==== Working data
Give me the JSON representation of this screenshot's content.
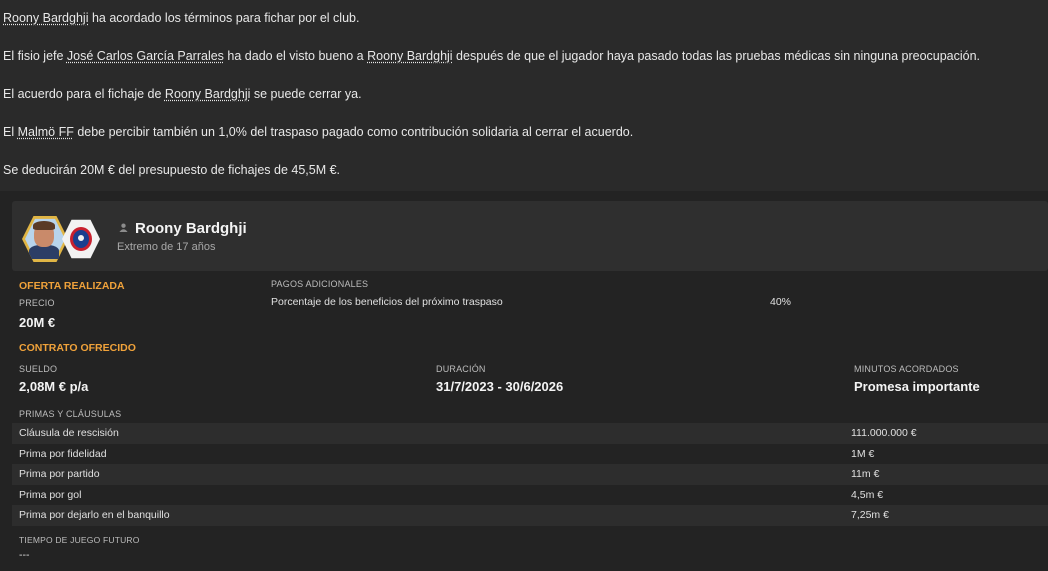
{
  "messages": {
    "line1": {
      "player": "Roony Bardghji",
      "rest": " ha acordado los términos para fichar por el club."
    },
    "line2": {
      "pre": "El fisio jefe ",
      "physio": "José Carlos García Parrales",
      "mid": " ha dado el visto bueno a ",
      "player": "Roony Bardghji",
      "rest": " después de que el jugador haya pasado todas las pruebas médicas sin ninguna preocupación."
    },
    "line3": {
      "pre": "El acuerdo para el fichaje de ",
      "player": "Roony Bardghji",
      "rest": " se puede cerrar ya."
    },
    "line4": {
      "pre": "El ",
      "club": "Malmö FF",
      "rest": " debe percibir también un 1,0% del traspaso pagado como contribución solidaria al cerrar el acuerdo."
    },
    "line5": "Se deducirán 20M € del presupuesto de fichajes de 45,5M €."
  },
  "player": {
    "name": "Roony Bardghji",
    "subtitle": "Extremo de 17 años",
    "icons": {
      "portrait": "player-portrait-icon",
      "club": "club-crest-icon",
      "person": "person-icon"
    }
  },
  "offer": {
    "title": "OFERTA REALIZADA",
    "price_label": "PRECIO",
    "price_value": "20M €",
    "extras_label": "PAGOS ADICIONALES",
    "extras_item": "Porcentaje de los beneficios del próximo traspaso",
    "extras_value": "40%"
  },
  "contract": {
    "title": "CONTRATO OFRECIDO",
    "wage_label": "SUELDO",
    "wage_value": "2,08M € p/a",
    "duration_label": "DURACIÓN",
    "duration_value": "31/7/2023 - 30/6/2026",
    "minutes_label": "MINUTOS ACORDADOS",
    "minutes_value": "Promesa importante",
    "bonuses_label": "PRIMAS Y CLÁUSULAS",
    "bonuses": [
      {
        "name": "Cláusula de rescisión",
        "value": "111.000.000 €"
      },
      {
        "name": "Prima por fidelidad",
        "value": "1M €"
      },
      {
        "name": "Prima por partido",
        "value": "11m €"
      },
      {
        "name": "Prima por gol",
        "value": "4,5m €"
      },
      {
        "name": "Prima por dejarlo en el banquillo",
        "value": "7,25m €"
      }
    ],
    "future_label": "TIEMPO DE JUEGO FUTURO",
    "future_value": "---"
  },
  "colors": {
    "accent": "#f0a23a",
    "background": "#2a2a2a",
    "panel": "#232323"
  }
}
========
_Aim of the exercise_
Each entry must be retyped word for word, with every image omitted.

_Reply_
Give me the JSON representation of this screenshot's content.
{
  "messages": {
    "line1": {
      "player": "Roony Bardghji",
      "rest": " ha acordado los términos para fichar por el club."
    },
    "line2": {
      "pre": "El fisio jefe ",
      "physio": "José Carlos García Parrales",
      "mid": " ha dado el visto bueno a ",
      "player": "Roony Bardghji",
      "rest": " después de que el jugador haya pasado todas las pruebas médicas sin ninguna preocupación."
    },
    "line3": {
      "pre": "El acuerdo para el fichaje de ",
      "player": "Roony Bardghji",
      "rest": " se puede cerrar ya."
    },
    "line4": {
      "pre": "El ",
      "club": "Malmö FF",
      "rest": " debe percibir también un 1,0% del traspaso pagado como contribución solidaria al cerrar el acuerdo."
    },
    "line5": "Se deducirán 20M € del presupuesto de fichajes de 45,5M €."
  },
  "player": {
    "name": "Roony Bardghji",
    "subtitle": "Extremo de 17 años",
    "icons": {
      "portrait": "player-portrait-icon",
      "club": "club-crest-icon",
      "person": "person-icon"
    }
  },
  "offer": {
    "title": "OFERTA REALIZADA",
    "price_label": "PRECIO",
    "price_value": "20M €",
    "extras_label": "PAGOS ADICIONALES",
    "extras_item": "Porcentaje de los beneficios del próximo traspaso",
    "extras_value": "40%"
  },
  "contract": {
    "title": "CONTRATO OFRECIDO",
    "wage_label": "SUELDO",
    "wage_value": "2,08M € p/a",
    "duration_label": "DURACIÓN",
    "duration_value": "31/7/2023 - 30/6/2026",
    "minutes_label": "MINUTOS ACORDADOS",
    "minutes_value": "Promesa importante",
    "bonuses_label": "PRIMAS Y CLÁUSULAS",
    "bonuses": [
      {
        "name": "Cláusula de rescisión",
        "value": "111.000.000 €"
      },
      {
        "name": "Prima por fidelidad",
        "value": "1M €"
      },
      {
        "name": "Prima por partido",
        "value": "11m €"
      },
      {
        "name": "Prima por gol",
        "value": "4,5m €"
      },
      {
        "name": "Prima por dejarlo en el banquillo",
        "value": "7,25m €"
      }
    ],
    "future_label": "TIEMPO DE JUEGO FUTURO",
    "future_value": "---"
  },
  "colors": {
    "accent": "#f0a23a",
    "background": "#2a2a2a",
    "panel": "#232323"
  }
}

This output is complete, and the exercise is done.